Health leaders also said that the number of deaths from illegal drugs increased and that the overdose epidemic could be moving away from prescription pain relievers.

TENNESSEE, USA — The Tennessee Department of Health said that 2020 could be the state's deadliest year for overdoses according to new data.

They released a report on overdose deaths on Tuesday, the 2021 Annual Overdose Report. It explores trends and efforts to address the overdose epidemic.

They said that 2,089 Tennesseans died of a drug overdose in 2019 — a 15% increase compared to the year before. When adjusting for age, they said that around 31 people per 100,000 died due to a drug overdose, a 41.2% increase.

Officials said the increase could be due to illegal drugs. The number of overdose deaths because of fentanyl increased by 44.8%, and was involved in more than half of all fatal drug overdoses for the first year ever.

The increase in the number of overdoses was likely made worse due to the COVID-19 pandemic, officials said. Suspected overdose rates in emergency departments were highest during April-June, the early months of the pandemic, officials said.

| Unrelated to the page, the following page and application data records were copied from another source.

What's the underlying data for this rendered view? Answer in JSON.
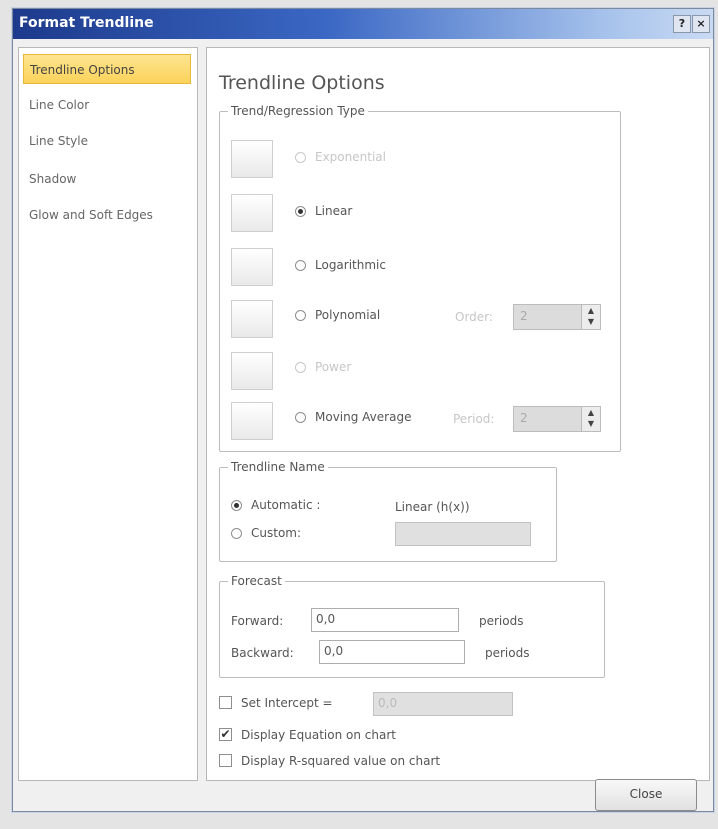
{
  "window": {
    "title": "Format Trendline",
    "help": "?",
    "close": "×"
  },
  "nav": {
    "items": [
      {
        "label": "Trendline Options",
        "selected": true
      },
      {
        "label": "Line Color"
      },
      {
        "label": "Line Style"
      },
      {
        "label": "Shadow"
      },
      {
        "label": "Glow and Soft Edges"
      }
    ]
  },
  "heading": "Trendline Options",
  "regression": {
    "legend": "Trend/Regression Type",
    "options": [
      {
        "label": "Exponential",
        "enabled": false,
        "checked": false
      },
      {
        "label": "Linear",
        "enabled": true,
        "checked": true
      },
      {
        "label": "Logarithmic",
        "enabled": true,
        "checked": false
      },
      {
        "label": "Polynomial",
        "enabled": true,
        "checked": false
      },
      {
        "label": "Power",
        "enabled": false,
        "checked": false
      },
      {
        "label": "Moving Average",
        "enabled": true,
        "checked": false
      }
    ],
    "order_label": "Order:",
    "order_value": "2",
    "period_label": "Period:",
    "period_value": "2"
  },
  "trendline_name": {
    "legend": "Trendline Name",
    "automatic_label": "Automatic :",
    "automatic_value": "Linear (h(x))",
    "custom_label": "Custom:",
    "custom_value": ""
  },
  "forecast": {
    "legend": "Forecast",
    "forward_label": "Forward:",
    "forward_value": "0,0",
    "forward_unit": "periods",
    "backward_label": "Backward:",
    "backward_value": "0,0",
    "backward_unit": "periods"
  },
  "set_intercept": {
    "label": "Set Intercept =",
    "value": "0,0",
    "checked": false
  },
  "display_equation": {
    "label": "Display Equation on chart",
    "checked": true
  },
  "display_r2": {
    "label": "Display R-squared value on chart",
    "checked": false
  },
  "close_button": "Close"
}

More opioid overdoses were also reported during May than any other month in 2020, according to the report.

The number of fatal overdoses in 2020 is expected to exceed those in 2019, officials said. Overdose deaths from January to September 2020 had already surpassed the total for all of 2019, officials said.

Despite the rise in deaths associated with fentanyl, the number of deaths involving prescription opioids decreased for the third year in a row.

The demographics of the overdose epidemic are also changing, officials said. Those who died because of a drug overdose in 2019 were more likely to be between 25-44 years old, male and were more likely to be Black compared to previous years.

The number of opioid prescriptions for pain medication declined in every county from 2019 to 2020, officials said. For example, the number of prescriptions for morphine milligram equivalents decreased by 48.6% from 2016 to 2020.